### [TASK STATEMENT]
Set down all of the entries word for word, omitting the images they contain.

### [GIVEN RECORDS]

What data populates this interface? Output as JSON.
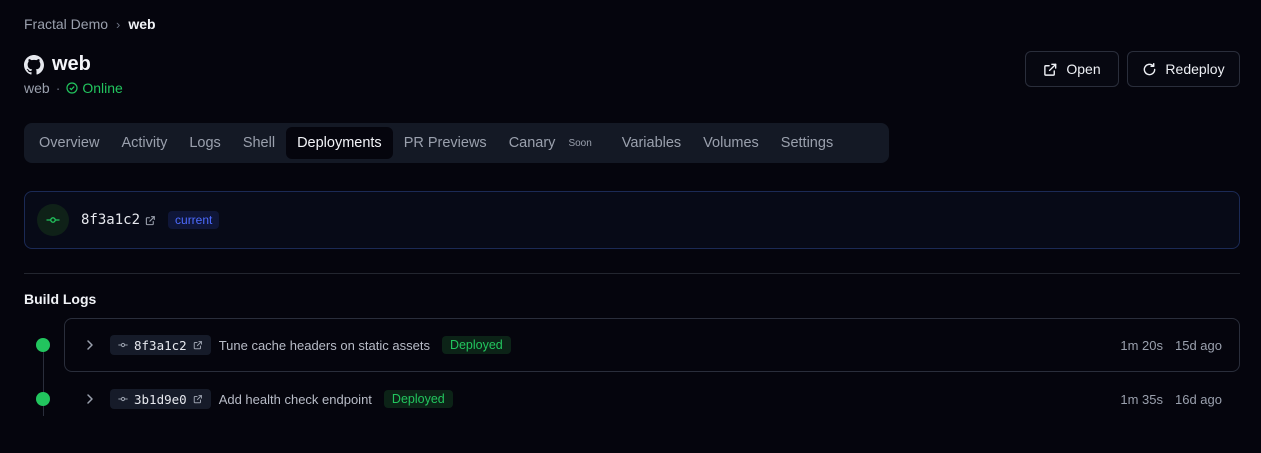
{
  "breadcrumb": {
    "project": "Fractal Demo",
    "service": "web"
  },
  "header": {
    "title": "web",
    "subtitle": "web",
    "status": "Online"
  },
  "actions": {
    "open_label": "Open",
    "redeploy_label": "Redeploy"
  },
  "tabs": [
    {
      "label": "Overview"
    },
    {
      "label": "Activity"
    },
    {
      "label": "Logs"
    },
    {
      "label": "Shell"
    },
    {
      "label": "Deployments",
      "active": true
    },
    {
      "label": "PR Previews"
    },
    {
      "label": "Canary",
      "badge": "Soon"
    },
    {
      "label": "Variables"
    },
    {
      "label": "Volumes"
    },
    {
      "label": "Settings"
    }
  ],
  "current_deployment": {
    "sha": "8f3a1c2",
    "badge": "current"
  },
  "build_logs": {
    "title": "Build Logs",
    "rows": [
      {
        "sha": "8f3a1c2",
        "message": "Tune cache headers on static assets",
        "status": "Deployed",
        "duration": "1m 20s",
        "age": "15d ago"
      },
      {
        "sha": "3b1d9e0",
        "message": "Add health check endpoint",
        "status": "Deployed",
        "duration": "1m 35s",
        "age": "16d ago"
      }
    ]
  },
  "colors": {
    "accent_green": "#22c55e",
    "accent_blue": "#4d6bff",
    "background": "#05050d"
  },
  "icons": [
    "github-icon",
    "check-circle-icon",
    "external-link-icon",
    "refresh-icon",
    "git-commit-icon",
    "chevron-right-icon"
  ]
}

### [ANSWER TO THE PROBLEM]
What data populates this interface? Output as JSON.
{
  "breadcrumb": {
    "project": "Fractal Demo",
    "service": "web"
  },
  "header": {
    "title": "web",
    "subtitle": "web",
    "status": "Online"
  },
  "actions": {
    "open_label": "Open",
    "redeploy_label": "Redeploy"
  },
  "tabs": [
    {
      "label": "Overview"
    },
    {
      "label": "Activity"
    },
    {
      "label": "Logs"
    },
    {
      "label": "Shell"
    },
    {
      "label": "Deployments",
      "active": true
    },
    {
      "label": "PR Previews"
    },
    {
      "label": "Canary",
      "badge": "Soon"
    },
    {
      "label": "Variables"
    },
    {
      "label": "Volumes"
    },
    {
      "label": "Settings"
    }
  ],
  "current_deployment": {
    "sha": "8f3a1c2",
    "badge": "current"
  },
  "build_logs": {
    "title": "Build Logs",
    "rows": [
      {
        "sha": "8f3a1c2",
        "message": "Tune cache headers on static assets",
        "status": "Deployed",
        "duration": "1m 20s",
        "age": "15d ago"
      },
      {
        "sha": "3b1d9e0",
        "message": "Add health check endpoint",
        "status": "Deployed",
        "duration": "1m 35s",
        "age": "16d ago"
      }
    ]
  },
  "colors": {
    "accent_green": "#22c55e",
    "accent_blue": "#4d6bff",
    "background": "#05050d"
  },
  "icons": [
    "github-icon",
    "check-circle-icon",
    "external-link-icon",
    "refresh-icon",
    "git-commit-icon",
    "chevron-right-icon"
  ]
}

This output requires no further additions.